References Cited UNITED STATES PATENTS 3,251,975 5/1966 Hugenholtz 219-1057 7/1966 Connell et al. 21910.55 2/1967 Piischner 219-10.55

U.S. C1.X.R.

Patent Citations
Cited PatentFiling datePublication dateApplicantTitle
US3251975 *Jun 24, 1963May 17, 1966Philips CorpElectrode for high frequency heating
US3261959 *Feb 20, 1962Jul 19, 1966F H Peavey & CompanyApparatus for treatment of ore
US3307010 *Nov 19, 1964Feb 28, 1967Herbert A PuschnerArrangements for the treatment of goods by microwaves, especially in a continuous process
Referenced by
Citing PatentFiling datePublication dateApplicantTitle
US3601448 *Apr 21, 1969Aug 24, 1971Gas Dev CorpMethod for fracturing concrete and other materials with microwave energy
US4565913 *Jul 12, 1984Jan 21, 1986Komatsu Electronic Metals Co., Ltd.Method for the disintegration of silicon for semiconductor
US5003144 *Apr 9, 1990Mar 26, 1991The United States Of America As Represented By The Secretary Of The InteriorMicrowave assisted hard rock cutting
US5481092 *Dec 2, 1994Jan 2, 1996Westmeyer; Paul A.Microwave energy generation device used to facilitate removal of concrete from a metal container
US5635143 *Sep 30, 1994Jun 3, 1997Martin Marietta Energy Systems, Inc.Mobile system for microwave removal of concrete surfaces
US6114676 *Jan 19, 1999Sep 5, 2000Ramut University Authority For Applied Research And Industrial Development Ltd.Method and device for drilling, cutting, nailing and joining solid non-conductive materials using microwave radiation
US6797929Dec 7, 2000Sep 28, 2004Industrial Microwave Systems, L.L.C.Cylindrical reactor with an extended focal region
WO2001043508A1 *Dec 7, 2000Jun 14, 2001Michael J DrozdA cylindrical reactor with an extended focal region

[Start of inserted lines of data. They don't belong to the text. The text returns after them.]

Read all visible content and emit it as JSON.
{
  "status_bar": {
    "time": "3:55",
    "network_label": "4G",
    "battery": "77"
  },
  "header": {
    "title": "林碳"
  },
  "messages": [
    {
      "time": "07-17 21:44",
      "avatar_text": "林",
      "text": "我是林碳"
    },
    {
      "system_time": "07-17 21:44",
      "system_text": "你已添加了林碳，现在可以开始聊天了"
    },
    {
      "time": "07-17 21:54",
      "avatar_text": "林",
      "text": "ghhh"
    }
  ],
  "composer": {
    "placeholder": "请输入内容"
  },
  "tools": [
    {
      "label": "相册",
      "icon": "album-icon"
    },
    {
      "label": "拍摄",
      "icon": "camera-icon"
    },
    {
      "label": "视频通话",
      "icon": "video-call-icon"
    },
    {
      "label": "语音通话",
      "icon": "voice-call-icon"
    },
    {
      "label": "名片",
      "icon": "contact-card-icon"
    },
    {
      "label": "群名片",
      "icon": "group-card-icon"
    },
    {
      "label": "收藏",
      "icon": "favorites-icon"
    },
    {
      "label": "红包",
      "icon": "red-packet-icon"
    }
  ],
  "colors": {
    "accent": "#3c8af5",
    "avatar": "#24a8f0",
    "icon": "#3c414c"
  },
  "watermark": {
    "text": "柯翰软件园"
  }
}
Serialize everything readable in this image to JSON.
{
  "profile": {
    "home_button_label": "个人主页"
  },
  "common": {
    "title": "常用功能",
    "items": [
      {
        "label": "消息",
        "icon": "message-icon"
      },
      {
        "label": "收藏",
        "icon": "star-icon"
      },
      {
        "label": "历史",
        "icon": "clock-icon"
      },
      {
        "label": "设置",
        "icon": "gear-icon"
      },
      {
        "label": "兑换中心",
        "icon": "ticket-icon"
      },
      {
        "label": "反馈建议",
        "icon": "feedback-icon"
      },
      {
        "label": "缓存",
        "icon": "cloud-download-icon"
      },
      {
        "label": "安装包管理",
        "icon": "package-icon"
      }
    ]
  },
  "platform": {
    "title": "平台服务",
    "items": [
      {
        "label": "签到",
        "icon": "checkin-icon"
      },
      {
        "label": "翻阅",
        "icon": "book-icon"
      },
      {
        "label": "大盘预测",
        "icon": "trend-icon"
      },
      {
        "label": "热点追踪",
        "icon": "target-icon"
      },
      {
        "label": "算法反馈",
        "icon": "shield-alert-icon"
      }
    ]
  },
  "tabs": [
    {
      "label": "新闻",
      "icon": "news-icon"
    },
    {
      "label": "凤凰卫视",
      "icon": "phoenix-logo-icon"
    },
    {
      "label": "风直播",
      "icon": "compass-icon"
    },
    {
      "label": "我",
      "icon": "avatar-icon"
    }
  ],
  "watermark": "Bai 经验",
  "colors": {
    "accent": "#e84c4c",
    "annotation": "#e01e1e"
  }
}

Classifications
U.S. Classification219/697, 299/14, 219/691, 125/1
International ClassificationB28D1/22, B01J19/12, B02C19/00, B02C19/18, E21C37/00, E21C37/18
Cooperative ClassificationB01J19/126, B28D1/221, E21C37/18, B02C19/18
European ClassificationB01J19/12D6, B28D1/22B, E21C37/18, B02C19/18